Dayton's letter was first reported Friday by MinnPost, an online news web site.
It's not exactly clear how the issues highlighted by Dayton coincide with subsequent disclosures by state officials.
In late December, MNsure said it was contacting 1,000 consumers who needed to withdraw their applications and start over because of problems. The health exchange also said that IBM workers would help with another 1,100 applications that needed to be rescued from the system.
The Department of Human Services, which administers public health insurance programs, said in December that it was manually processing more than 2,000 paper applications. Manual processing also was needed for another 2,400 applications because of a glitch in the caseworker portion of the IBM software, which Dayton addressed in his Dec. 13 letter.
So, to some extent, the letter might simply summarize a series of challenges that have come to light over the past month. But it is the first public indication that state officials feel they were misled by IBM.
"During the 2011 procurement for MNsure's information technology services, Curam represented that the ... product was 90 percent complete and ready out-of-the-box," Dayton wrote. "We now know that the product is still not 90 percent complete in December of 2013, and that your product has significant defects, which have seriously harmed Minnesota consumers."

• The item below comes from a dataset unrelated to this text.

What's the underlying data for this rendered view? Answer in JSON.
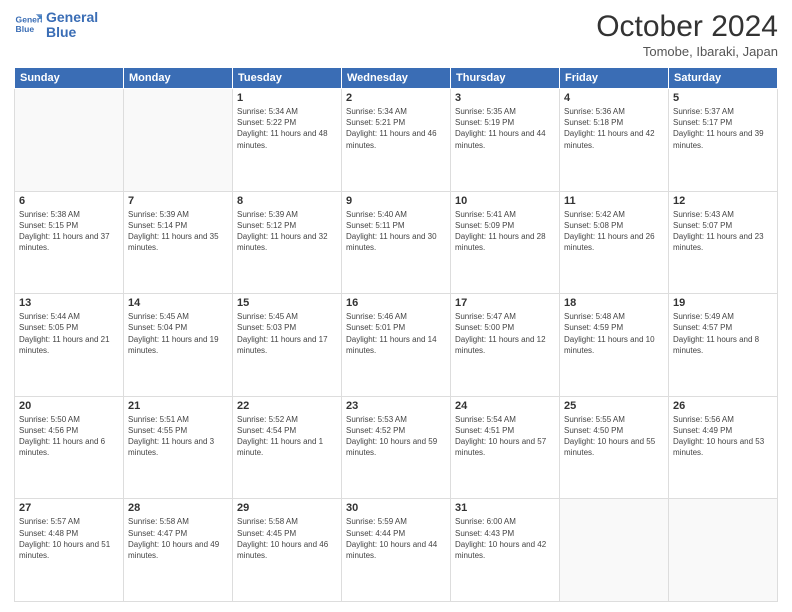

In her statement, Welder of IBM said her company is working to sustain MNsure improvements with on-site services and technical resources that go beyond the scope of its contractual responsibilities.
One of the company's senior vice presidents "has made this project a priority and has been in regular contact with Governor Dayton and the MNsure leaders," Welder said. "Although our original role on this project was limited, we are bringing the full resources and capabilities of IBM to the state because of the importance of the success of the project."
Officials have said that no state money is being spent on the IBM workers who were sent to St. Paul in late December. MNsure already is paying at least $3.96 million to IBM Curam -- the funds go through a company called Maximus, which has the contract to build the entire MNsure system. A spokeswoman for Maximus declined comment on Friday.